“And then the door burst open and two men came in and dragged my husband out of bed, punched and beat him, and took him out of the house,” his wife would later say, recounting the events.
For the next few hours, Boltus was beaten, choked, drowned and frozen in an icy puddle. The house was ransacked — mattresses knifed open, chimney bricks chiseled out, floorboards pried up, all for some non-existent treasure. The story has an eerie resemblance to the Herbert Clutter family murder, a quadruple homicide made famous by Truman Capote’s “In Cold Blood” that happened 130 years earlier. In both cases, the murderers were led to their victims through the spread of tragic misinformation.
Sadly for Boltus, his memory would not receive the justice it deserved. Baldwin was soon found dead in a Morristown inn — a suicide from laudanum, a solution of alcohol and morphine. Davis was taken into custody. Little did he know he was soon to become the beneficiary of some monumental judicial injustice. A parade of witnesses ratted out Davis and his overt robbery-scheme solicitations, but Susannah Boltus, unable to identify him, proved to be his greatest lifeline. Aided by the highly capable defence lawyer, Joseph Hornblower, whose three-hour closing argument “was so eloquent that the prisoner, the jury and the audience were reduced to tears,” he was eventually acquitted of Boltus’ murder.
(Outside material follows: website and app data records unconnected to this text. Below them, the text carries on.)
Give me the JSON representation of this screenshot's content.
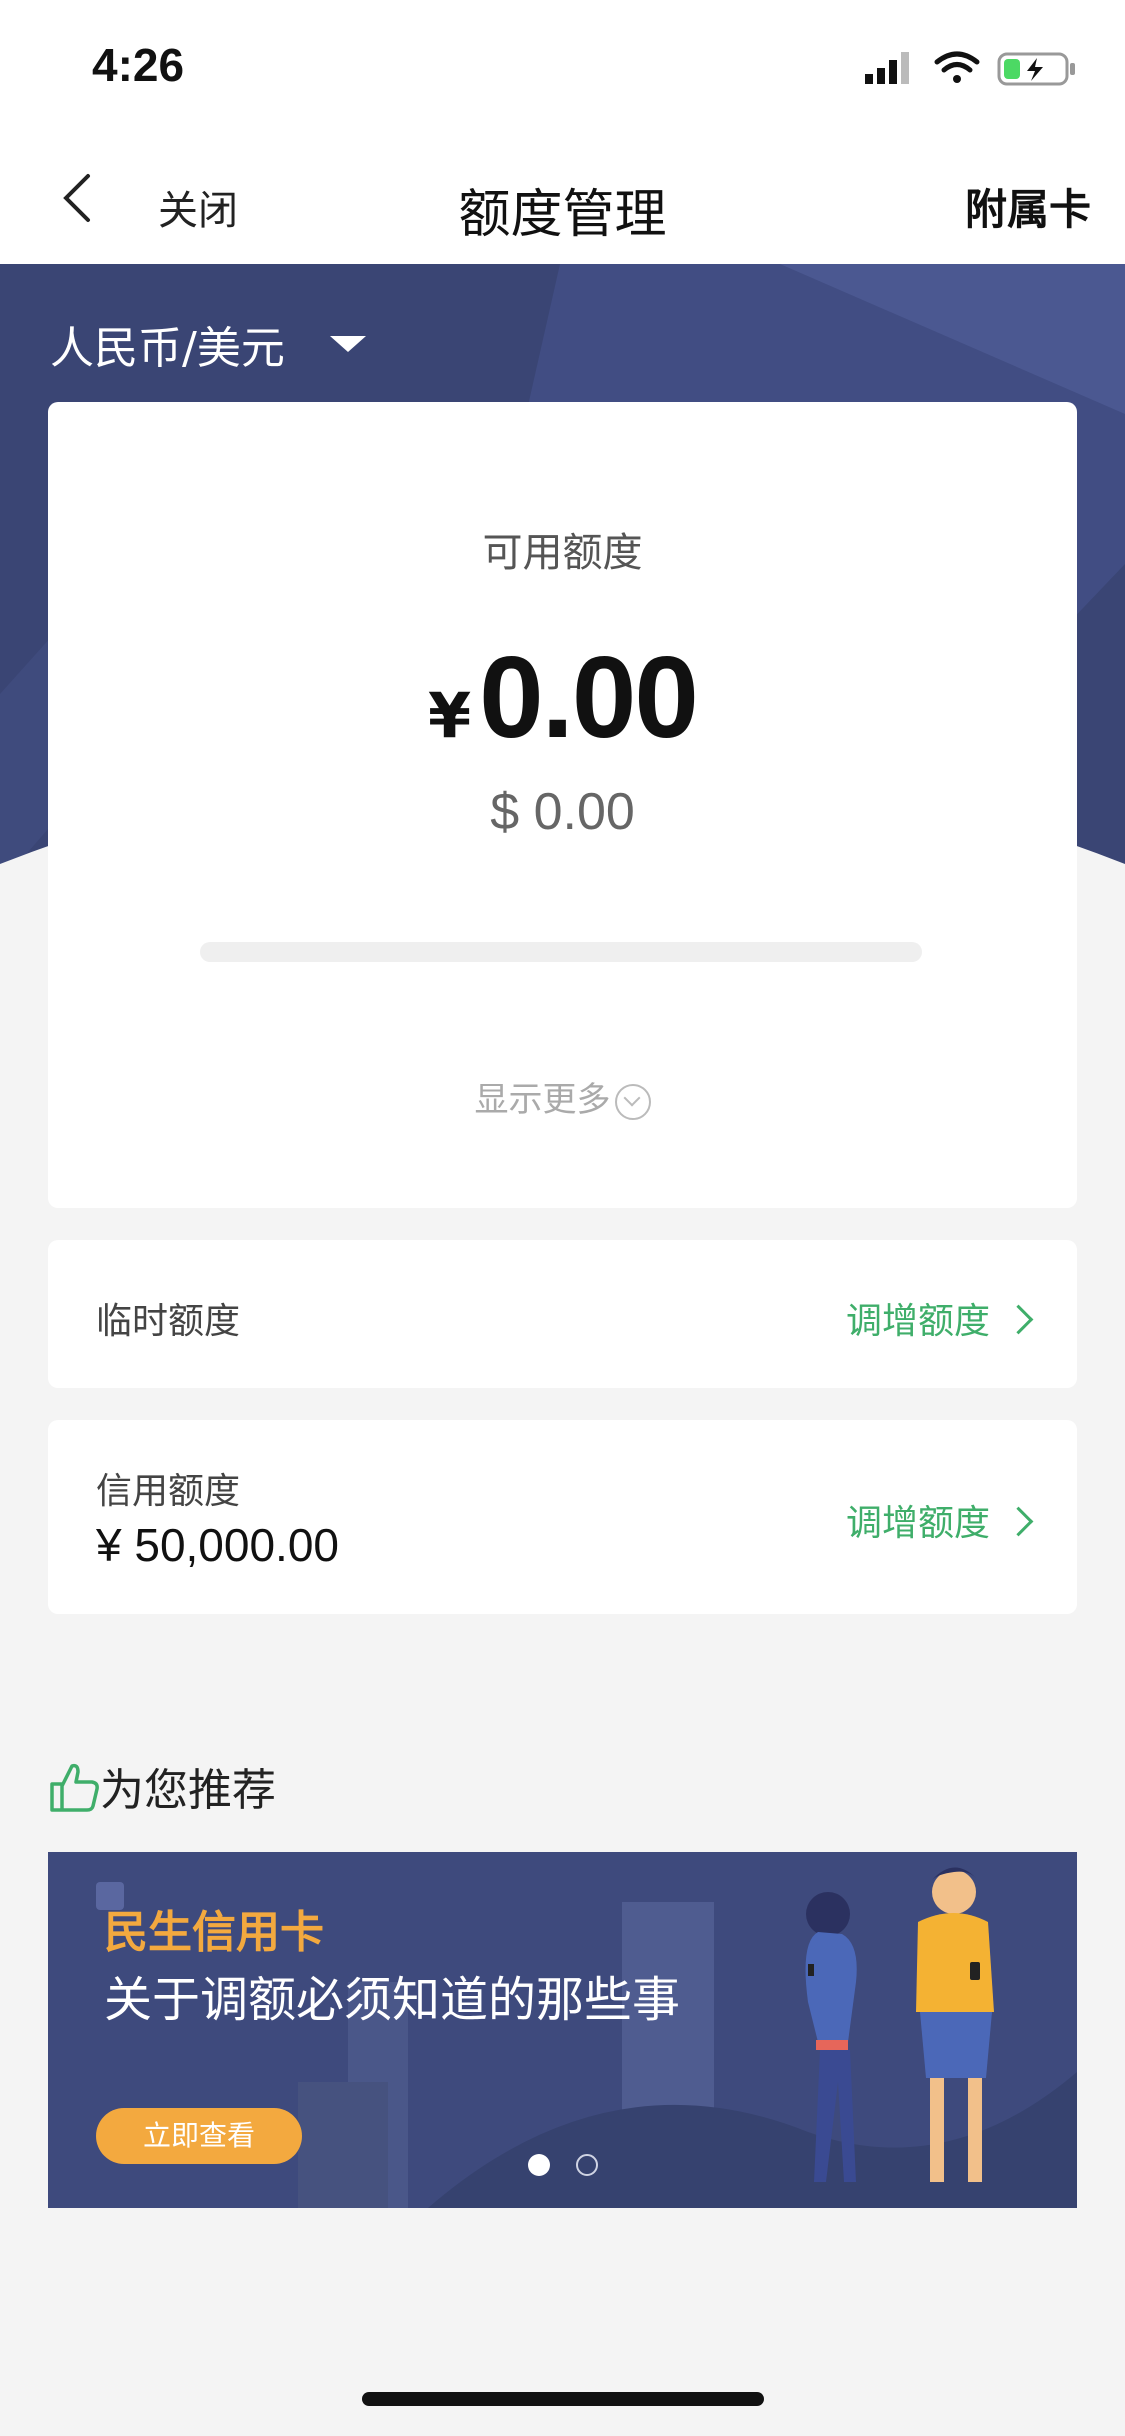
{
  "status_bar": {
    "time": "4:26"
  },
  "nav": {
    "close_label": "关闭",
    "title": "额度管理",
    "right_label": "附属卡"
  },
  "currency_selector": {
    "label": "人民币/美元"
  },
  "available": {
    "label": "可用额度",
    "currency_symbol": "¥",
    "amount": "0.00",
    "usd_amount": "$ 0.00",
    "usage_fraction": 0,
    "show_more": "显示更多"
  },
  "temporary_limit": {
    "label": "临时额度",
    "action": "调增额度"
  },
  "credit_limit": {
    "label": "信用额度",
    "value": "¥ 50,000.00",
    "action": "调增额度"
  },
  "recommend": {
    "title": "为您推荐",
    "banner": {
      "brand": "民生信用卡",
      "headline": "关于调额必须知道的那些事",
      "cta": "立即查看"
    },
    "carousel": {
      "pages": 2,
      "active": 1
    }
  },
  "colors": {
    "accent_green": "#3fae6a",
    "hero_blue": "#3b4678",
    "cta_orange": "#f3a93f"
  }
}
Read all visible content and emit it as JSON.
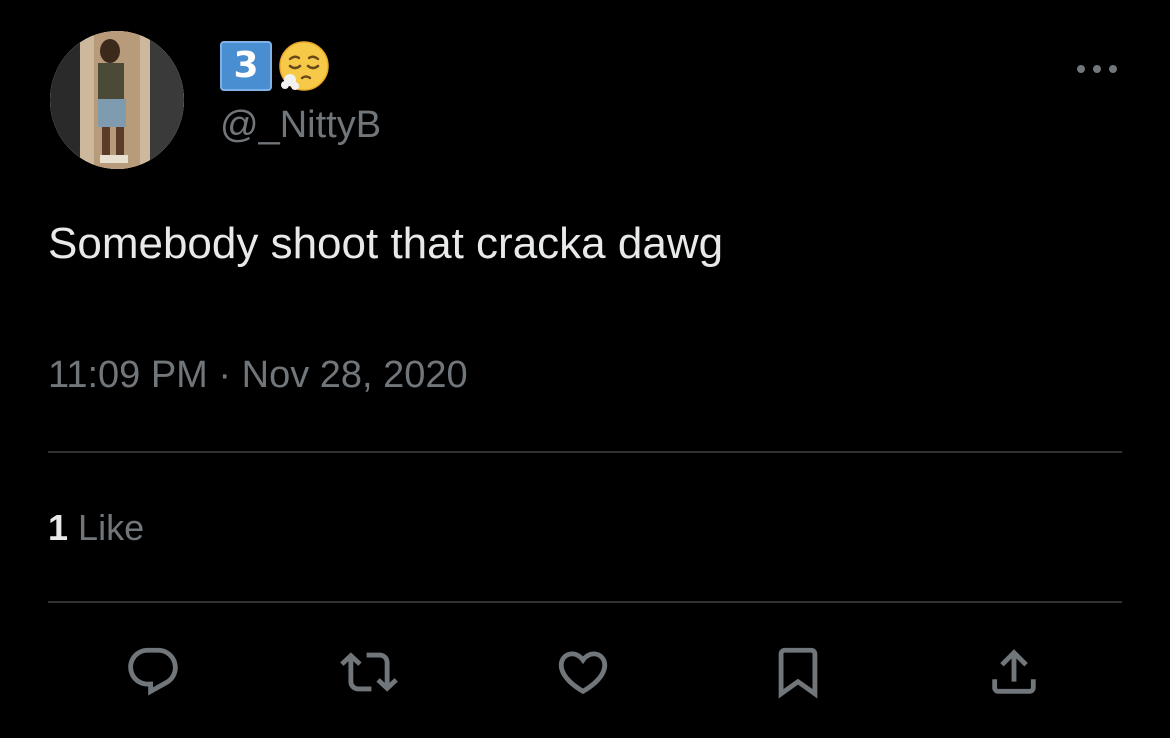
{
  "tweet": {
    "display_name_keycap": "3",
    "display_name_emoji": "relieved-face-emoji",
    "handle": "@_NittyB",
    "text": "Somebody shoot that cracka dawg",
    "time": "11:09 PM",
    "separator": "·",
    "date": "Nov 28, 2020",
    "likes": {
      "count": "1",
      "label": "Like"
    }
  },
  "actions": [
    {
      "icon": "reply-icon"
    },
    {
      "icon": "retweet-icon"
    },
    {
      "icon": "like-heart-icon"
    },
    {
      "icon": "bookmark-icon"
    },
    {
      "icon": "share-icon"
    }
  ],
  "colors": {
    "background": "#000000",
    "primary_text": "#e7e9ea",
    "secondary_text": "#71767b",
    "divider": "#2f3336",
    "keycap": "#4a8ed2"
  }
}
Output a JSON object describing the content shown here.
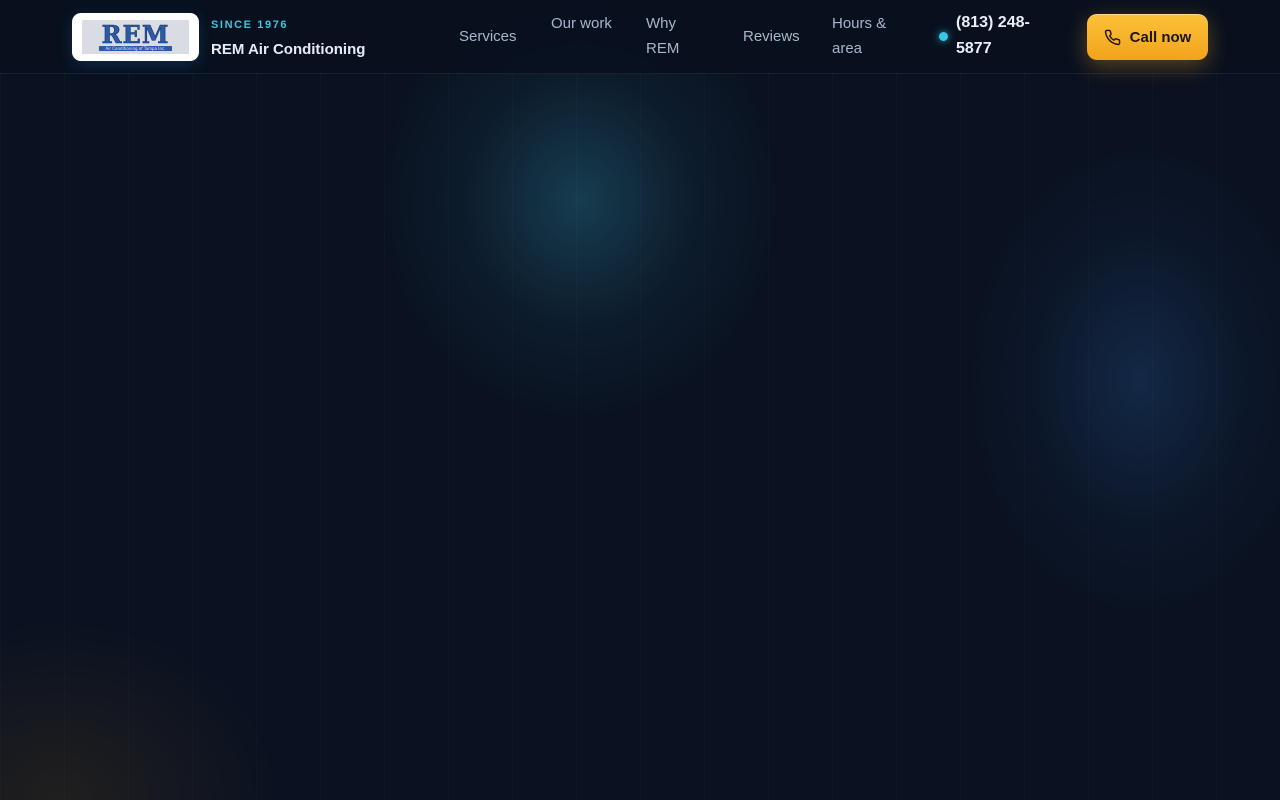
{
  "header": {
    "logo": {
      "word": "REM",
      "sub": "Air Conditioning of Tampa Inc."
    },
    "brand_tag": "SINCE 1976",
    "brand_name": "REM Air Conditioning",
    "nav": {
      "services": "Services",
      "our_work": "Our work",
      "why_rem": "Why REM",
      "reviews": "Reviews",
      "hours_area": "Hours & area"
    },
    "phone": "(813) 248-5877",
    "status_color": "#36c6e6",
    "cta": {
      "label": "Call now",
      "icon": "phone-icon",
      "color": "#f5a623"
    }
  }
}
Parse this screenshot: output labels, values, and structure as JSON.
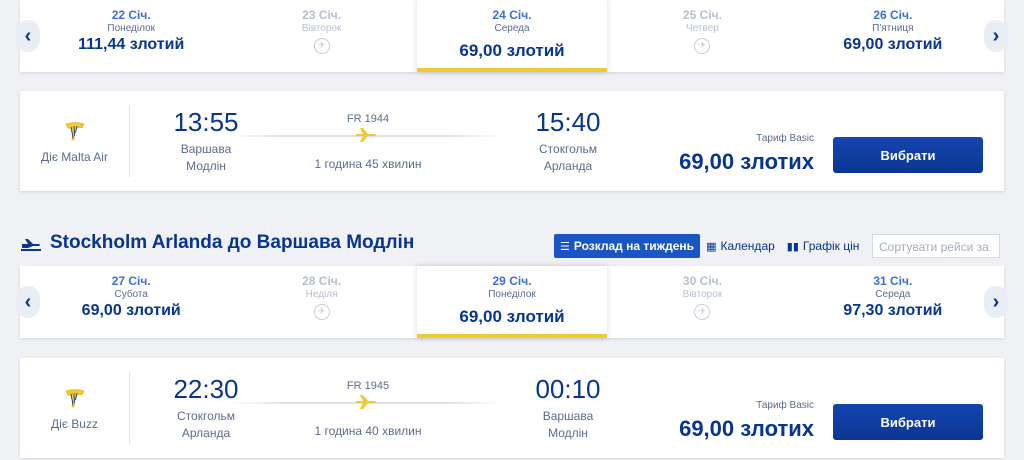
{
  "outbound": {
    "dates": [
      {
        "day": "22",
        "month": "Січ.",
        "weekday": "Понеділок",
        "price": "111,44 злотий",
        "state": "available"
      },
      {
        "day": "23",
        "month": "Січ.",
        "weekday": "Вівторок",
        "price": null,
        "state": "disabled"
      },
      {
        "day": "24",
        "month": "Січ.",
        "weekday": "Середа",
        "price": "69,00 злотий",
        "state": "selected"
      },
      {
        "day": "25",
        "month": "Січ.",
        "weekday": "Четвер",
        "price": null,
        "state": "disabled"
      },
      {
        "day": "26",
        "month": "Січ.",
        "weekday": "П'ятниця",
        "price": "69,00 злотий",
        "state": "available"
      }
    ],
    "flight": {
      "operator": "Діє Malta Air",
      "dep_time": "13:55",
      "dep_place_1": "Варшава",
      "dep_place_2": "Модлін",
      "flight_no": "FR 1944",
      "duration": "1 година 45 хвилин",
      "arr_time": "15:40",
      "arr_place_1": "Стокгольм",
      "arr_place_2": "Арланда",
      "fare_label": "Тариф Basic",
      "fare_price": "69,00 злотих",
      "select_label": "Вибрати"
    }
  },
  "inbound": {
    "title": "Stockholm Arlanda до Варшава Модлін",
    "tabs": [
      {
        "label": "Розклад на тиждень",
        "icon": "list-icon",
        "active": true
      },
      {
        "label": "Календар",
        "icon": "calendar-icon",
        "active": false
      },
      {
        "label": "Графік цін",
        "icon": "bar-chart-icon",
        "active": false
      }
    ],
    "sort_placeholder": "Сортувати рейси за",
    "dates": [
      {
        "day": "27",
        "month": "Січ.",
        "weekday": "Субота",
        "price": "69,00 злотий",
        "state": "available"
      },
      {
        "day": "28",
        "month": "Січ.",
        "weekday": "Неділя",
        "price": null,
        "state": "disabled"
      },
      {
        "day": "29",
        "month": "Січ.",
        "weekday": "Понеділок",
        "price": "69,00 злотий",
        "state": "selected"
      },
      {
        "day": "30",
        "month": "Січ.",
        "weekday": "Вівторок",
        "price": null,
        "state": "disabled"
      },
      {
        "day": "31",
        "month": "Січ.",
        "weekday": "Середа",
        "price": "97,30 злотий",
        "state": "available"
      }
    ],
    "flight": {
      "operator": "Діє Buzz",
      "dep_time": "22:30",
      "dep_place_1": "Стокгольм",
      "dep_place_2": "Арланда",
      "flight_no": "FR 1945",
      "duration": "1 година 40 хвилин",
      "arr_time": "00:10",
      "arr_place_1": "Варшава",
      "arr_place_2": "Модлін",
      "fare_label": "Тариф Basic",
      "fare_price": "69,00 злотих",
      "select_label": "Вибрати"
    }
  },
  "colors": {
    "brand_blue": "#073590",
    "accent_yellow": "#f1c933",
    "button_blue": "#1346b0"
  }
}
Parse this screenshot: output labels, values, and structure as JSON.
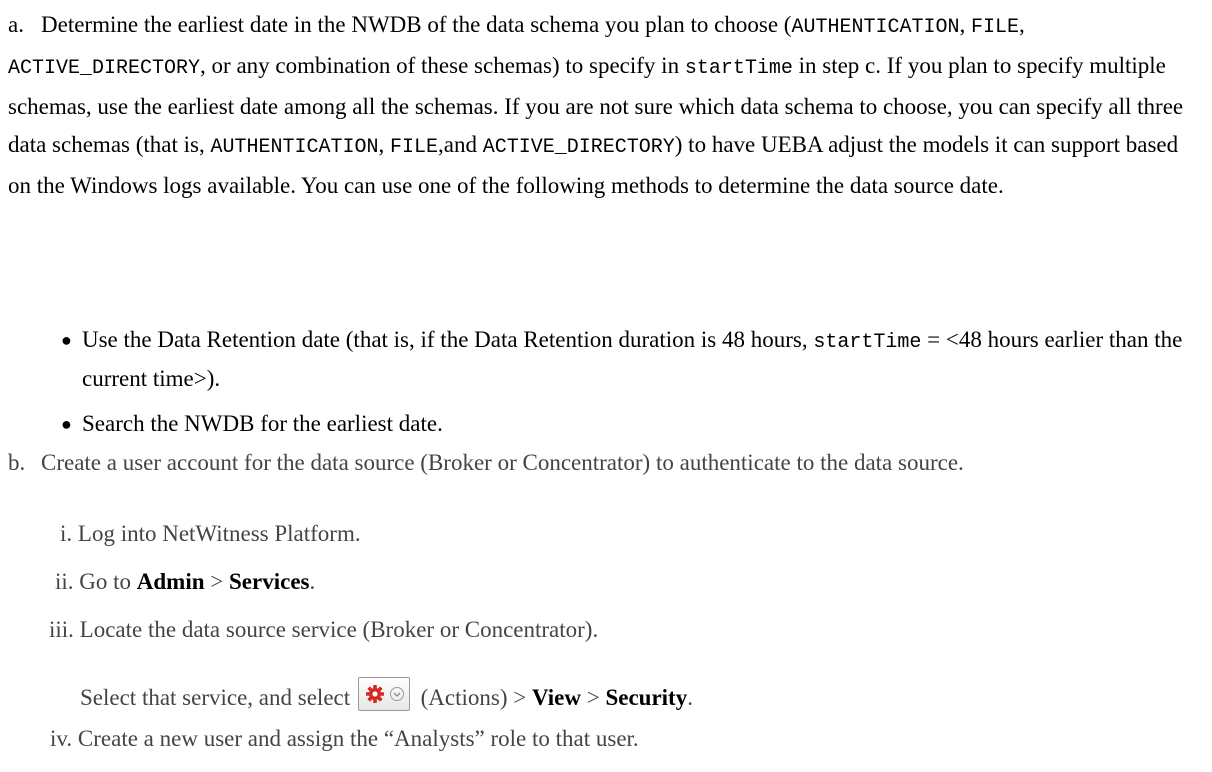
{
  "step_a": {
    "marker": "a.",
    "text_1": "Determine the earliest date in the NWDB of the data schema you plan to choose (",
    "schema_authentication": "AUTHENTICATION",
    "comma_1": ", ",
    "schema_file": "FILE",
    "comma_2": ", ",
    "schema_active_directory": "ACTIVE_DIRECTORY",
    "text_2": ", or any combination of these schemas) to specify in ",
    "code_starttime": "startTime",
    "text_3": " in step c. If you plan to specify multiple schemas, use the earliest date among all the schemas. If you are not sure which data schema to choose, you can specify all three data schemas (that is, ",
    "schema_authentication_2": "AUTHENTICATION",
    "comma_3": ", ",
    "schema_file_2": "FILE",
    "comma_4": ",and ",
    "schema_active_directory_2": "ACTIVE_DIRECTORY",
    "text_4": ") to have UEBA adjust the models it can support based on the Windows logs available. You can use one of the following methods to determine the data source date.",
    "bullets": {
      "b1_text_1": "Use the Data Retention date (that is, if the Data Retention duration is 48 hours, ",
      "b1_code": "startTime",
      "b1_text_2": " = <48 hours earlier than the current time>).",
      "b2_text": "Search the NWDB for the earliest date."
    }
  },
  "step_b": {
    "marker": "b.",
    "text": "Create a user account for the data source (Broker or Concentrator) to authenticate to the data source.",
    "substeps": {
      "i_marker": "i.",
      "i_text": "Log into NetWitness Platform.",
      "ii_marker": "ii.",
      "ii_text_1": "Go to ",
      "ii_admin": "Admin",
      "ii_sep": " > ",
      "ii_services": "Services",
      "ii_end": ".",
      "iii_marker": "iii.",
      "iii_text": "Locate the data source service (Broker or Concentrator).",
      "iii_select_1": "Select that service, and select ",
      "iii_actions": " (Actions) > ",
      "iii_view": "View",
      "iii_sep": " > ",
      "iii_security": "Security",
      "iii_end": ".",
      "iv_marker": "iv.",
      "iv_text": "Create a new user and assign the “Analysts” role to that user."
    }
  },
  "icons": {
    "actions_gear": "gear-icon",
    "actions_chevron": "chevron-down-icon",
    "gear_color": "#d42a1f"
  }
}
“The evidence though circumstantial is said to have been of the most conclusive kind,” reported the New Jersey Journal. “The jurors were admonished (by Hornblower) that it was better to suffer the guilty to escape punishment than to condemn the innocent, and it was doubtless this consideration that led to the acquittal.”
Citizens, who were so incensed by the obvious injustice, hung Davis in effigy on Market Street in Newark. The acquitted was immediately brought up on unrelated charges for signing his brother’s name to four promissory notes. Quickly convicted, he was sentenced to 24 years, “a stern proxy punishment for having escaped hanging” and died behind bars.
Every few years we are reminded of this story, a nice testament to a unassuming Dutch farmer who met a tragic end. Who knows what convinced Louis Keller, a publisher of the New York Social Register, to name the club with a compressed version of the farmer’s name in 1895? I like to think he was operating from a sense of justice, something that ironically found expression in the antithesis of fairness, golf.